1. Reconsideration Requests Are Read By Real People
A user asked on Google Webmaster Help Forums whether reconsideration requests are read by real people. And Matt Cutts confirmed that 100% of reconsideration requests are read by a real person unless there’s no manual action by the web spam team.
It means that if your website was penalized manually by Google then they will read and respond to your reconsideration request if necessary.
2. Google Won’t Tell You Exactly Why Your Site Was Penalized
Google also confirmed that they don’t reply to your reconsideration request with tons of details but only with the exact reason why your site was penalized.
3. Admit That You Made A Mistake
Now let’s say you have violated few webmaster guidelines and got a manual penalty. In that case it’s really important to admit the mistakes you’ve made so that you can fix those issues and let them know that you made all the necessary changes.
For example, if the manual penalty is due to “paid links” then you can remove all the links that you have bought and then admit in your reconsideration request that you did violate webmaster guidelines by involving in paid links and you’ve removed them.
4. Don’t Just Reply That You Comply With Google Guidelines
When you send the reconsideration request you need to give as much details as possible. Google says that sometimes they get reconsideration requests from people that say “My site adheres to the guidelines now“. That really won’t help as they need as much information as possible from your side so that they’ll know exactly what you have done to fix the possible issues.
5. Read Google Webmaster Guidelines
If you’re not sure about why your site was penalized then you can read the complete Google webmaster guidelines before sending the reconsideration request as the reason could be unknown to you.
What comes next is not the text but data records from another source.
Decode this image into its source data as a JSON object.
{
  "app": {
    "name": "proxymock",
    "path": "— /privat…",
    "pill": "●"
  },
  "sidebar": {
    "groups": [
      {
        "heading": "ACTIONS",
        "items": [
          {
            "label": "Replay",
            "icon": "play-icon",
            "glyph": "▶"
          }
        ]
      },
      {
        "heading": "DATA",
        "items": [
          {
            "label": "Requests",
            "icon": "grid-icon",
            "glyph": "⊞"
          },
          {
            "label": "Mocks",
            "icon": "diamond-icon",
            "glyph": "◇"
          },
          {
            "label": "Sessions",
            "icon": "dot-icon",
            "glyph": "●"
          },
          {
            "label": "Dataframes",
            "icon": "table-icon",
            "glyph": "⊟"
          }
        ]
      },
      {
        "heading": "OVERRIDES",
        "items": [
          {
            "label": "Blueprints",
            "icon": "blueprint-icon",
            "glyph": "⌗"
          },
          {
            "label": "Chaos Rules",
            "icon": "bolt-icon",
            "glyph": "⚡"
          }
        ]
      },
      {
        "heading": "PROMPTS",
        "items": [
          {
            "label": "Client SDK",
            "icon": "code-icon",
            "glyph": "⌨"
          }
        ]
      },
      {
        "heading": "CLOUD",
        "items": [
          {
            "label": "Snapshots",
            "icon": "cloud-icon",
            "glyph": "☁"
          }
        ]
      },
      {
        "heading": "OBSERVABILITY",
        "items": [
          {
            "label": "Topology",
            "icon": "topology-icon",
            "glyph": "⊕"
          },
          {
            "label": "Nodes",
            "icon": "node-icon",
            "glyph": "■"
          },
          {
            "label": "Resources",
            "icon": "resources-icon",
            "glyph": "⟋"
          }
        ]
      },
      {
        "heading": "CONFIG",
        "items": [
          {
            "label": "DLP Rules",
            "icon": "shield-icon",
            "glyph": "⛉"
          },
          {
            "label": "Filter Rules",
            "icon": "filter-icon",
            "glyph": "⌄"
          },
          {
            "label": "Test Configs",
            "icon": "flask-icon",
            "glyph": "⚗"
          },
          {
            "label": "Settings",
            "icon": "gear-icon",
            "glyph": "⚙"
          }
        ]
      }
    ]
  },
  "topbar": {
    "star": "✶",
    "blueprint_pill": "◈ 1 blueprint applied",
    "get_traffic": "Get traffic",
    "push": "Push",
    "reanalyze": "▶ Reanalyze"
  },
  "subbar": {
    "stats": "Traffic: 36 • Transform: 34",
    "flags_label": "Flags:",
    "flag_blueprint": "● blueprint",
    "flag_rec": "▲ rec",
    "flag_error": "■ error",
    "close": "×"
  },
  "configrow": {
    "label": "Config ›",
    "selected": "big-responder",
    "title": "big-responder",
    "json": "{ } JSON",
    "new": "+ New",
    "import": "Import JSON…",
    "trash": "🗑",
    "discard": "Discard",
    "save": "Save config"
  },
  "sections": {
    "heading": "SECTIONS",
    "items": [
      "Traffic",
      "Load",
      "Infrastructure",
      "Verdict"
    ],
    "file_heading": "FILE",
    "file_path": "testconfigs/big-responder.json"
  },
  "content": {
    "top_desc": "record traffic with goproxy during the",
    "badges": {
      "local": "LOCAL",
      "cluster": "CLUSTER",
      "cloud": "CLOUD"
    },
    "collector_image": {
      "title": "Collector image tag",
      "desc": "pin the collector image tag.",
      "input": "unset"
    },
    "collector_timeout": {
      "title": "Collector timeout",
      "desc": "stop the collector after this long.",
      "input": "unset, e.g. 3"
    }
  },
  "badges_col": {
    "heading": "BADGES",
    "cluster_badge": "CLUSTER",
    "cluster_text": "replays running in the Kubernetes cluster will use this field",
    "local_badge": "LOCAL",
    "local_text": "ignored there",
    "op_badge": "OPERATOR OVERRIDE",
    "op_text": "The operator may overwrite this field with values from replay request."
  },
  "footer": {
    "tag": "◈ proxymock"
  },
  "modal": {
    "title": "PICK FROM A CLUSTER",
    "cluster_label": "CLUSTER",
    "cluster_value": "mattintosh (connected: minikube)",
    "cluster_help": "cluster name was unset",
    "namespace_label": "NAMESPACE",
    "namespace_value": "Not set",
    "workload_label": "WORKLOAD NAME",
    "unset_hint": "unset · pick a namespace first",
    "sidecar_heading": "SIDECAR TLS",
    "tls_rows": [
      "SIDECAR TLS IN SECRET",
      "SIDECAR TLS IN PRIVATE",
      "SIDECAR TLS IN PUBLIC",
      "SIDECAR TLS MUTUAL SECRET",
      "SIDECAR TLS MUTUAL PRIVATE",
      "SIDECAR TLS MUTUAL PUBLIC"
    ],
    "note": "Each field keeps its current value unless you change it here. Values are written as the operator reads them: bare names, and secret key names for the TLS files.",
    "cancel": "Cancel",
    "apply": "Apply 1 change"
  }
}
If you don’t know where to start then you can begin with Google Webmaster & SEO Guidelines where I explored Google’s webmaster and SEO guidelines for you.
6. Get Help From Google Webmaster Forum
If you were unable to figure out the problems then you can seek help from other webmasters and Google employees who are active at Google Webmaster Forum.
7. You Are Allowed To Send The Reconsideration Request Again
When you get a notice of “Manual Spam Action” by Google then you should analyze your website and analytics. And once you identify the possible issues and improved things by making all the changes (so that you comply with webmaster guidelines) then you can always do another reconsideration request.
8. Don’t Try To Fool Google
Google uses sophisticated tools internally and “real” people are actually looking at your reports. So if you try to fool them with misleading information then they will disregard your request for reconsideration.
9. Don’t Spam With Multiple Requests
There’s no need to submit the reconsideration requests several times. All you need to do is submit ONE request with detailed information. As all requests are reviewed, you’ll get a response in few weeks.
10. Make Sure That You Don’t Repeat The Mistakes
You can also give some kind of assurance by saying that you have stopped violating quality guidelines and you’ll never repeat the mistakes that you have done.
BONUS: More Insights From Google Webmaster Help [Videos]
Oh wait! The updates are not over yet. If you’re tracking the SEO industry closely then you’re probably aware about the so-called AuthorRank update.
Image Credit: Free Digital Photos